Reflections on the meaninglessness of terrorism in post-Arab Spring Egypt: Youssef Rakha Feb 18 2014, 11:31 AM ET
In early October, a suicide bomber affiliated with Ansar Bayt al-Maqdis drove his car through several checkpoints in the southern Sinai city of El-Tor, pulled up at Egyptian security headquarters, and detonated his explosives, killing three policemen. A month later, the Sinai-based jihadi group identified the attacker as Mohammed Hamdan al-Sawarka, in a haunting video that also included images of crackdowns by Egyptian security forces and footage of Egypt’s Anwar Sadat and Israel’s Menachem Begin making peace alongside Jimmy Carter. “I only decided to do the mission for the victory of the religion of God and to revenge our brothers, the mujahideen, against the infidels and tyrants,” al-Sawarka declared. Three months later, and three years after the fall of Hosni Mubarak, the swell of militancy that has afflicted Egypt since the overthrow of Mohammed Morsi is only getting worse. What follows is a letter from Egyptian writer Youssef Rakha to the young assailant behind the fatal attack in El-Tor.

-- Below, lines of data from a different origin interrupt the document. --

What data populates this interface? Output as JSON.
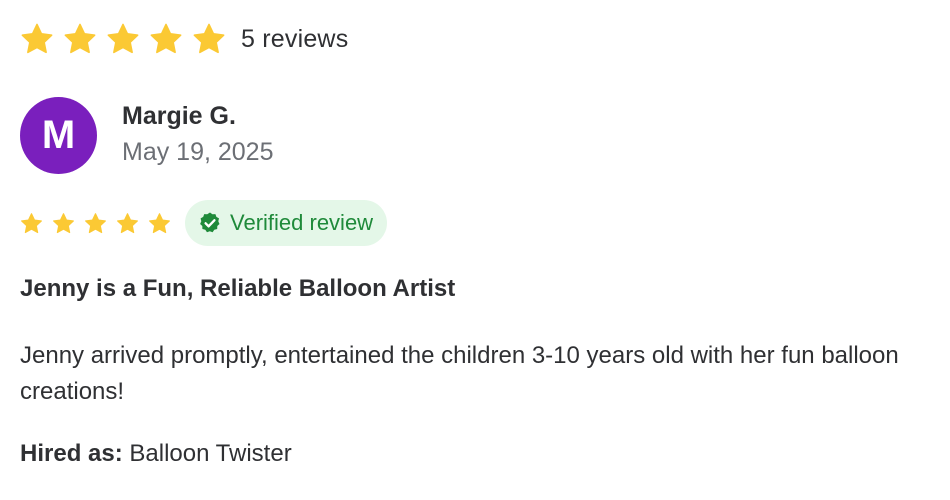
{
  "colors": {
    "star": "#fbc934",
    "avatar_bg": "#7a1fbd",
    "verified_bg": "#e4f7e8",
    "verified_text": "#1f8a3a"
  },
  "summary": {
    "rating": 5,
    "max_rating": 5,
    "count_text": "5 reviews"
  },
  "review": {
    "avatar_initial": "M",
    "reviewer_name": "Margie G.",
    "date": "May 19, 2025",
    "rating": 5,
    "max_rating": 5,
    "verified_label": "Verified review",
    "title": "Jenny is a Fun, Reliable Balloon Artist",
    "body": "Jenny arrived promptly, entertained the children 3-10 years old with her fun balloon creations!",
    "hired_label": "Hired as:",
    "hired_value": "Balloon Twister"
  },
  "icons": {
    "star": "star-icon",
    "verified": "verified-check-icon"
  }
}
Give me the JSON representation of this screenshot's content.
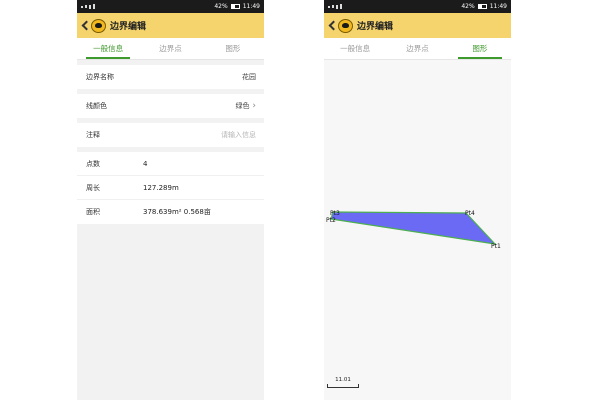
{
  "status_bar": {
    "battery": "42%",
    "time": "11:49"
  },
  "header": {
    "title": "边界编辑",
    "back_icon": "back-arrow-icon",
    "logo_icon": "app-logo-icon",
    "bg_color": "#f5d46e"
  },
  "tabs": [
    {
      "label": "一般信息"
    },
    {
      "label": "边界点"
    },
    {
      "label": "图形"
    }
  ],
  "left_screen": {
    "active_tab": 0,
    "name": {
      "label": "边界名称",
      "value": "花园"
    },
    "line_color": {
      "label": "线颜色",
      "value": "绿色"
    },
    "note": {
      "label": "注释",
      "placeholder": "请输入信息"
    },
    "stats": [
      {
        "label": "点数",
        "value": "4"
      },
      {
        "label": "周长",
        "value": "127.289m"
      },
      {
        "label": "面积",
        "value": "378.639m²  0.568亩"
      }
    ]
  },
  "right_screen": {
    "active_tab": 2,
    "points": [
      {
        "name": "Pt1"
      },
      {
        "name": "Pt2"
      },
      {
        "name": "Pt3"
      },
      {
        "name": "Pt4"
      }
    ],
    "fill_color": "#6a6af5",
    "stroke_color": "#4caf50",
    "scale_label": "11.01"
  },
  "accent_color": "#3f9a2d"
}
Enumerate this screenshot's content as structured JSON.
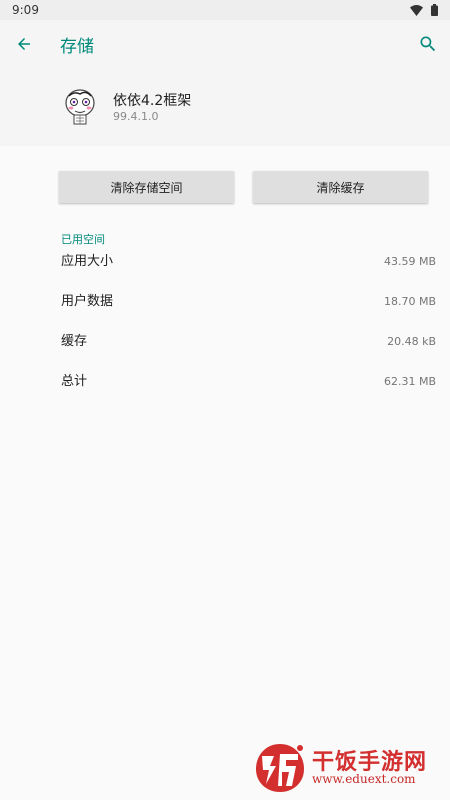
{
  "status_bar": {
    "time": "9:09"
  },
  "app_bar": {
    "title": "存储"
  },
  "app": {
    "name": "依依4.2框架",
    "version": "99.4.1.0"
  },
  "buttons": {
    "clear_storage": "清除存储空间",
    "clear_cache": "清除缓存"
  },
  "section": {
    "label": "已用空间"
  },
  "rows": [
    {
      "label": "应用大小",
      "value": "43.59 MB"
    },
    {
      "label": "用户数据",
      "value": "18.70 MB"
    },
    {
      "label": "缓存",
      "value": "20.48 kB"
    },
    {
      "label": "总计",
      "value": "62.31 MB"
    }
  ],
  "watermark": {
    "title": "干饭手游网",
    "url": "www.eduext.com"
  },
  "colors": {
    "accent": "#00897b",
    "watermark": "#d32f2f"
  }
}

فجأة هكذا أدركتَ أنك مسافر
الغرفة التي ما كنت لتبرر إيجارها
لن تكون مآبك
المشهد الساكن في بطنك الآن
على بعد ثلاث ساعات بالطائرة
عملة لا تزال في جيبك
حتى وأنت تتحول إلى نوبة هلوسة
إذن لتتصل بخدمة الغرفة
هكذا البلاد في النهاية
صف قلوب خُلعت من صدور أصحابها
لازالت تنبض على الزجاج
دائماً هناك أسفلت
المستقبل نفسه معسكر للسُخرة
أمسح قورتي وأستدير
لتسقط نظرتي على الشاشة
حيث عيون السياسيين تهم بالفرار
وهم يعطون الصحافة وجوهاً منبسطة وثابتة
أكتافهم مقوسة على أيدٍ
كأنها مدقوقة في الكراسي
والأصوات التي تخرج من أفواههم
follow @sultans_seal on Instagram
كنّا في وضحِ النهار
يستنجدُ بالمارةِ، الناس والكلاب والقطط
لكن أحداً لا يراه
أجُرّه خلفي بسلسةِ وعودهِ
ودمه الأبيض يطبعُ الحادثة على الأسفلت خطوط مشاة
يكلّمني، والدمعُ المغلي في عينيه، يسألُ:
لكنّي لنّ انظر للخلف
في الخلفِ كفُ الحيرة لو صفعتني لن انجو
تلك الليلة تكلمنا سبع ساعات على الهاتف. شركات الاتصالات ليست سيئة على الدوام. خلل في الماشينة الرأسمالية… خلل في خط الهاتف جعلني خارج نطاق المحاسبة. مكالمات دولية بالساعات ولا دينار ناقص. ألف كيلومتر بيننا و لكن الطقس واحد، حرٌ لا يطاق طيلة الليل.